JOHN STEELE, son of a Mississippi riverboat captain, was 31 and the oldest member of his paratroop company on June 6, 1944. Many of the rest were in their teens. Steele was the company barber.
There was a lot going on that day. But Steele’s part in it remains very much known in the small Normandy town of Sainte-Mère-Église.
The town itself, about the size of Grundisburgh, owes its place in history to that same momentous day – D-Day. Lying just inland of the most northerly of the famous “Normandy beaches” along which the Allies invaded German-occupied France, it was the first town in Europe to be liberated from the Nazis.
It was not an entirely glorious affair, however.
While more than 200,000 troops landed on the beaches, and naval guns pounded the German defences from the Channel, Steele’s company – F Company of the US 82nd Airborne Division – was supposed to be dropped by glider on the main road beyond the town.
Two plane-loads of parachutists, however, were dropped by accident right in the town square itself – where, also by accident, a house had been set alight by a stray incendiary bomb.
The Germans in the town were easily able to see the descending parachutists by its light. Easy targets, 12 of them were killed, wounded or captured as they landed.
Steele, hit in the ankle by a piece of shrapnel, battled desperately to avoid landing in the flaming building itself. In so doing, he hit the steeple of the church, where his parachute became entangled, leaving him dangling from the tower.As he tried to cut himself free, he dropped his knife. So there he hung, for two hours, unable to do anything but watch the carnage below. Eventually the temporarily victorious Germans cut him down and took him prisoner.
Two days later, as the fighting went on, he was able to escape and rejoin his company.
Today, somewhat surreally, a lifesize effigy of a paratrooper dangles from a parachute on the church tower in Steele’s memory. Where the burning house was there is now a rather fine museum commemorating the parachute regiment and the battle.
Among the collected war memorabilia – much of which resembles similar collections housed in small museums across Suffolk – one of the most poignant items is a simple handwritten letter.
It is from one of the three German soldiers who were stationed on the church tower that night. It tells how he might have shot Steele had he not thought he was dead already.
And it recounts how one of his two comrades was shot dead. And that he never saw the other again until 20 years later at a reunion in Sainte-Mère-Église, where Steele also returned and was much feted by the townspeople.
According to Wikipedia, Sainte-Mère-Église was “significantly involved” in the Hundred Years War of the 14th and 15th centuries and the Wars of Religion in the 16th. But it is the events of D-Day and the days immediately following that now dominates everything in the town. It is as if nothing had happened there before, and very little since except commemoration.
You might think there was nothing terribly significant about a 68th anniversary, yet Sainte-Mère-Église was full last week – largely of American and British visitors, and French people weirdly clad in American pseudo-military attire.

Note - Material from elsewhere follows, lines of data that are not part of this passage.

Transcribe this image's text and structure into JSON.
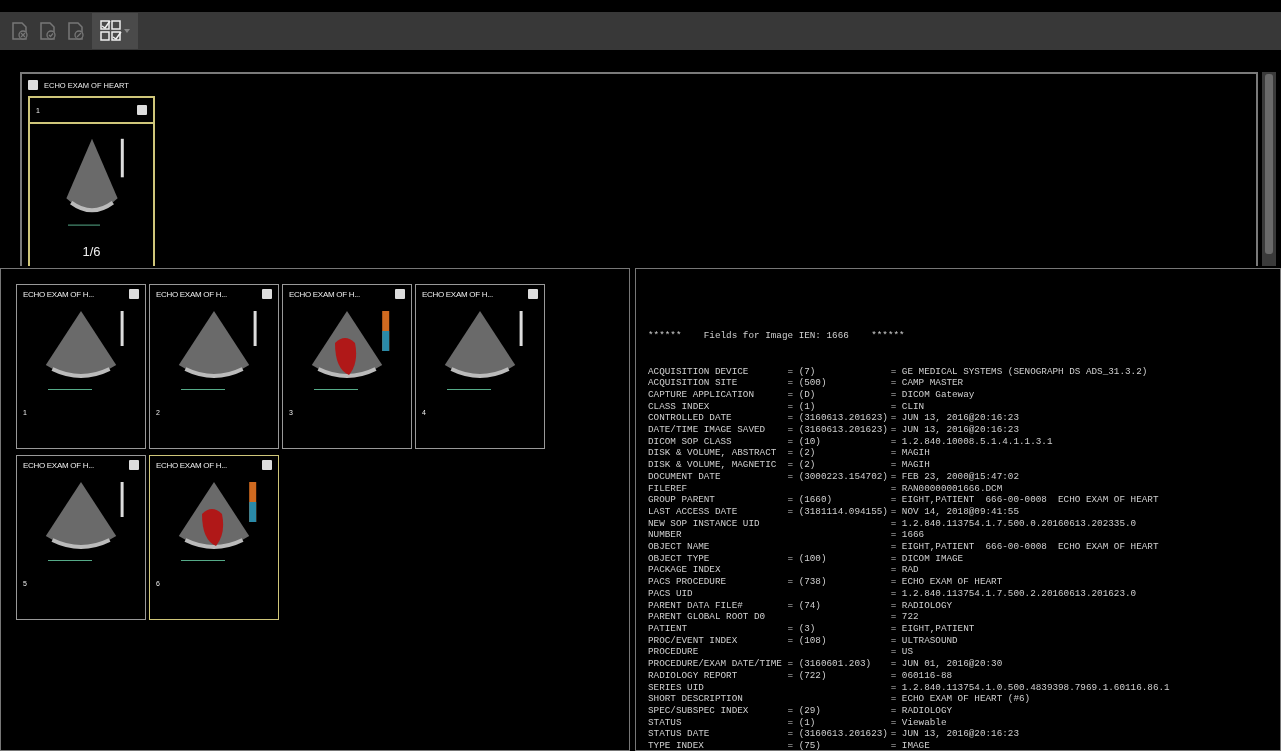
{
  "series_panel": {
    "checked": false,
    "title": "ECHO EXAM OF HEART",
    "studies": [
      {
        "number": "1",
        "checked": false,
        "selected": true,
        "count": "1/6",
        "kind": "grayscale"
      }
    ]
  },
  "images": [
    {
      "title": "ECHO EXAM OF H...",
      "number": "1",
      "checked": false,
      "selected": false,
      "kind": "grayscale"
    },
    {
      "title": "ECHO EXAM OF H...",
      "number": "2",
      "checked": false,
      "selected": false,
      "kind": "grayscale"
    },
    {
      "title": "ECHO EXAM OF H...",
      "number": "3",
      "checked": false,
      "selected": false,
      "kind": "doppler"
    },
    {
      "title": "ECHO EXAM OF H...",
      "number": "4",
      "checked": false,
      "selected": false,
      "kind": "grayscale"
    },
    {
      "title": "ECHO EXAM OF H...",
      "number": "5",
      "checked": false,
      "selected": false,
      "kind": "grayscale"
    },
    {
      "title": "ECHO EXAM OF H...",
      "number": "6",
      "checked": false,
      "selected": true,
      "kind": "doppler"
    }
  ],
  "fields_panel": {
    "header": "******    Fields for Image IEN: 1666    ******",
    "rows": [
      {
        "name": "ACQUISITION DEVICE",
        "code": "= (7)",
        "value": "= GE MEDICAL SYSTEMS (SENOGRAPH DS ADS_31.3.2)"
      },
      {
        "name": "ACQUISITION SITE",
        "code": "= (500)",
        "value": "= CAMP MASTER"
      },
      {
        "name": "CAPTURE APPLICATION",
        "code": "= (D)",
        "value": "= DICOM Gateway"
      },
      {
        "name": "CLASS INDEX",
        "code": "= (1)",
        "value": "= CLIN"
      },
      {
        "name": "CONTROLLED DATE",
        "code": "= (3160613.201623)",
        "value": "= JUN 13, 2016@20:16:23"
      },
      {
        "name": "DATE/TIME IMAGE SAVED",
        "code": "= (3160613.201623)",
        "value": "= JUN 13, 2016@20:16:23"
      },
      {
        "name": "DICOM SOP CLASS",
        "code": "= (10)",
        "value": "= 1.2.840.10008.5.1.4.1.1.3.1"
      },
      {
        "name": "DISK & VOLUME, ABSTRACT",
        "code": "= (2)",
        "value": "= MAGIH"
      },
      {
        "name": "DISK & VOLUME, MAGNETIC",
        "code": "= (2)",
        "value": "= MAGIH"
      },
      {
        "name": "DOCUMENT DATE",
        "code": "= (3000223.154702)",
        "value": "= FEB 23, 2000@15:47:02"
      },
      {
        "name": "FILEREF",
        "value": "= RAN00000001666.DCM"
      },
      {
        "name": "GROUP PARENT",
        "code": "= (1660)",
        "value": "= EIGHT,PATIENT  666-00-0008  ECHO EXAM OF HEART"
      },
      {
        "name": "LAST ACCESS DATE",
        "code": "= (3181114.094155)",
        "value": "= NOV 14, 2018@09:41:55"
      },
      {
        "name": "NEW SOP INSTANCE UID",
        "value": "= 1.2.840.113754.1.7.500.0.20160613.202335.0"
      },
      {
        "name": "NUMBER",
        "value": "= 1666"
      },
      {
        "name": "OBJECT NAME",
        "value": "= EIGHT,PATIENT  666-00-0008  ECHO EXAM OF HEART"
      },
      {
        "name": "OBJECT TYPE",
        "code": "= (100)",
        "value": "= DICOM IMAGE"
      },
      {
        "name": "PACKAGE INDEX",
        "value": "= RAD"
      },
      {
        "name": "PACS PROCEDURE",
        "code": "= (738)",
        "value": "= ECHO EXAM OF HEART"
      },
      {
        "name": "PACS UID",
        "value": "= 1.2.840.113754.1.7.500.2.20160613.201623.0"
      },
      {
        "name": "PARENT DATA FILE#",
        "code": "= (74)",
        "value": "= RADIOLOGY"
      },
      {
        "name": "PARENT GLOBAL ROOT D0",
        "value": "= 722"
      },
      {
        "name": "PATIENT",
        "code": "= (3)",
        "value": "= EIGHT,PATIENT"
      },
      {
        "name": "PROC/EVENT INDEX",
        "code": "= (108)",
        "value": "= ULTRASOUND"
      },
      {
        "name": "PROCEDURE",
        "value": "= US"
      },
      {
        "name": "PROCEDURE/EXAM DATE/TIME",
        "code": "= (3160601.203)",
        "value": "= JUN 01, 2016@20:30"
      },
      {
        "name": "RADIOLOGY REPORT",
        "code": "= (722)",
        "value": "= 060116-88"
      },
      {
        "name": "SERIES UID",
        "value": "= 1.2.840.113754.1.0.500.4839398.7969.1.60116.86.1"
      },
      {
        "name": "SHORT DESCRIPTION",
        "value": "= ECHO EXAM OF HEART (#6)"
      },
      {
        "name": "SPEC/SUBSPEC INDEX",
        "code": "= (29)",
        "value": "= RADIOLOGY"
      },
      {
        "name": "STATUS",
        "code": "= (1)",
        "value": "= Viewable"
      },
      {
        "name": "STATUS DATE",
        "code": "= (3160613.201623)",
        "value": "= JUN 13, 2016@20:16:23"
      },
      {
        "name": "TYPE INDEX",
        "code": "= (75)",
        "value": "= IMAGE"
      }
    ]
  }
}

I was there by chance, not design, but I can only assume that the fancy-dress parade takes place every June.
And not just in Sainte-Mère-Église but also on the beaches and at the nearby German batteries at Azeville and Crisbeq.
Now partially restored as rather sombre but absorbing museums, the batteries are colossal concrete constructions from which the Germans’ big guns attempted to fight off the invading Allies.
Here too are extraordinary poignancies. While just a few miles away Steele dangled, a shell from a US warship missed a German canon by inches, burst through a metre-thick reinforced concrete wall into a room full of soldiers, bounced and exited through another wall as thick – and all without exploding.
The shockwave of its passing instantly killed all 15 Germans in the room, though. And the holes in both walls are there to be marvelled at still.
All these years later, with fewer and fewer of the participants to keep the direct memory alive – John Steele died of cancer in 1969 – the war still exerts a fascination. Its sheer scale remains overwhelming, the enormity of what the Nazis did and tried to do still shocking.
But it is the accretion of details that really gives pause.
Steele was one man among millions. His extraordinary story one among millions.
The ordinary Germans – men probably not much unlike John Steele, or you, or me – wiped out by that one non-exploding shell were 15 among millions. Each might have had a story to tell.
As might each of the Russian prisoners whose under-fed muscle-power largely built those great concrete gun-emplacements.
Or each of the common soldiers – Norman and English – whose deaths in the Battle of Hastings are graphically commemorated on the Bayeux Tapestry, which I also saw and marvelled at last week.
One invasion of England from Normandy, one of Normandy from England, nearly 900 years apart. Both hugely significant historically. And in a rather gruesome way not all that different.